Exercise goal:
Starting from the first line below, copy the whole listing exactly.

———

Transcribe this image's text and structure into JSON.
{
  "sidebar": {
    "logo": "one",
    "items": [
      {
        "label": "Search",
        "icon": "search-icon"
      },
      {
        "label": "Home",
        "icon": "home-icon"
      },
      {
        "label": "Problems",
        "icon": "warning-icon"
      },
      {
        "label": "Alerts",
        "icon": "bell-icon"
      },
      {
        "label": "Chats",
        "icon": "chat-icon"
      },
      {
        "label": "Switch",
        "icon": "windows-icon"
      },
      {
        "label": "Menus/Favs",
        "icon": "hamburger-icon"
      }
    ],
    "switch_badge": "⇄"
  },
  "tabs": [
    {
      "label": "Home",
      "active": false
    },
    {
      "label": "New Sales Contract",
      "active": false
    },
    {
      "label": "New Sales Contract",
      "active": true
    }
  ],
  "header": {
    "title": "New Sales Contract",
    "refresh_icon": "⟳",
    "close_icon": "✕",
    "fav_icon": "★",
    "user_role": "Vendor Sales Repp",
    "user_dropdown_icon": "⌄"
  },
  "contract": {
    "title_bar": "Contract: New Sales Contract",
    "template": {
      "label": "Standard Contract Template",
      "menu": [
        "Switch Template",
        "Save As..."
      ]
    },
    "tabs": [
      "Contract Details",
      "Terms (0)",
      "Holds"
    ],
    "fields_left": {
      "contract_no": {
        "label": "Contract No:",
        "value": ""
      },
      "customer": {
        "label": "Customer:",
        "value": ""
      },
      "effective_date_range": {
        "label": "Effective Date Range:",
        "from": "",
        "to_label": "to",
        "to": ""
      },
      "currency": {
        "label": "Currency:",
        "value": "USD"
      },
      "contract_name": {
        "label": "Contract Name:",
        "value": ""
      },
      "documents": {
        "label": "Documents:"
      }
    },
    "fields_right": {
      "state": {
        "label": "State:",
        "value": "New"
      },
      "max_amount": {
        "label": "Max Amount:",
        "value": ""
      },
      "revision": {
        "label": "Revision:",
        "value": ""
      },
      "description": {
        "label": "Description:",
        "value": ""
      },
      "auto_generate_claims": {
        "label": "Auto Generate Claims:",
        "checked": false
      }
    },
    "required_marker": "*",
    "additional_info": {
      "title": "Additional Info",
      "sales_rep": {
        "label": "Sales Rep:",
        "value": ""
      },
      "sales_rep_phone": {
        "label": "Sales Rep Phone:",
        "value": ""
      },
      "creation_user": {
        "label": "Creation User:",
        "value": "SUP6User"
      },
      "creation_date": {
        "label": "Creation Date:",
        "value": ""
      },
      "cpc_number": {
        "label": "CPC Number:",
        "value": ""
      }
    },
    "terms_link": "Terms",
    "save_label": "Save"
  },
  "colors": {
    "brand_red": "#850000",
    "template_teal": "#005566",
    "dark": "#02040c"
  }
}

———

Answer below:
Transcribe this image's text and structure into JSON.
{
  "sidebar": {
    "logo": "one",
    "items": [
      {
        "label": "Search",
        "icon": "search-icon"
      },
      {
        "label": "Home",
        "icon": "home-icon"
      },
      {
        "label": "Problems",
        "icon": "warning-icon"
      },
      {
        "label": "Alerts",
        "icon": "bell-icon"
      },
      {
        "label": "Chats",
        "icon": "chat-icon"
      },
      {
        "label": "Switch",
        "icon": "windows-icon"
      },
      {
        "label": "Menus/Favs",
        "icon": "hamburger-icon"
      }
    ],
    "switch_badge": "⇄"
  },
  "tabs": [
    {
      "label": "Home",
      "active": false
    },
    {
      "label": "New Sales Contract",
      "active": false
    },
    {
      "label": "New Sales Contract",
      "active": true
    }
  ],
  "header": {
    "title": "New Sales Contract",
    "refresh_icon": "⟳",
    "close_icon": "✕",
    "fav_icon": "★",
    "user_role": "Vendor Sales Repp",
    "user_dropdown_icon": "⌄"
  },
  "contract": {
    "title_bar": "Contract: New Sales Contract",
    "template": {
      "label": "Standard Contract Template",
      "menu": [
        "Switch Template",
        "Save As..."
      ]
    },
    "tabs": [
      "Contract Details",
      "Terms (0)",
      "Holds"
    ],
    "fields_left": {
      "contract_no": {
        "label": "Contract No:",
        "value": ""
      },
      "customer": {
        "label": "Customer:",
        "value": ""
      },
      "effective_date_range": {
        "label": "Effective Date Range:",
        "from": "",
        "to_label": "to",
        "to": ""
      },
      "currency": {
        "label": "Currency:",
        "value": "USD"
      },
      "contract_name": {
        "label": "Contract Name:",
        "value": ""
      },
      "documents": {
        "label": "Documents:"
      }
    },
    "fields_right": {
      "state": {
        "label": "State:",
        "value": "New"
      },
      "max_amount": {
        "label": "Max Amount:",
        "value": ""
      },
      "revision": {
        "label": "Revision:",
        "value": ""
      },
      "description": {
        "label": "Description:",
        "value": ""
      },
      "auto_generate_claims": {
        "label": "Auto Generate Claims:",
        "checked": false
      }
    },
    "required_marker": "*",
    "additional_info": {
      "title": "Additional Info",
      "sales_rep": {
        "label": "Sales Rep:",
        "value": ""
      },
      "sales_rep_phone": {
        "label": "Sales Rep Phone:",
        "value": ""
      },
      "creation_user": {
        "label": "Creation User:",
        "value": "SUP6User"
      },
      "creation_date": {
        "label": "Creation Date:",
        "value": ""
      },
      "cpc_number": {
        "label": "CPC Number:",
        "value": ""
      }
    },
    "terms_link": "Terms",
    "save_label": "Save"
  },
  "colors": {
    "brand_red": "#850000",
    "template_teal": "#005566",
    "dark": "#02040c"
  }
}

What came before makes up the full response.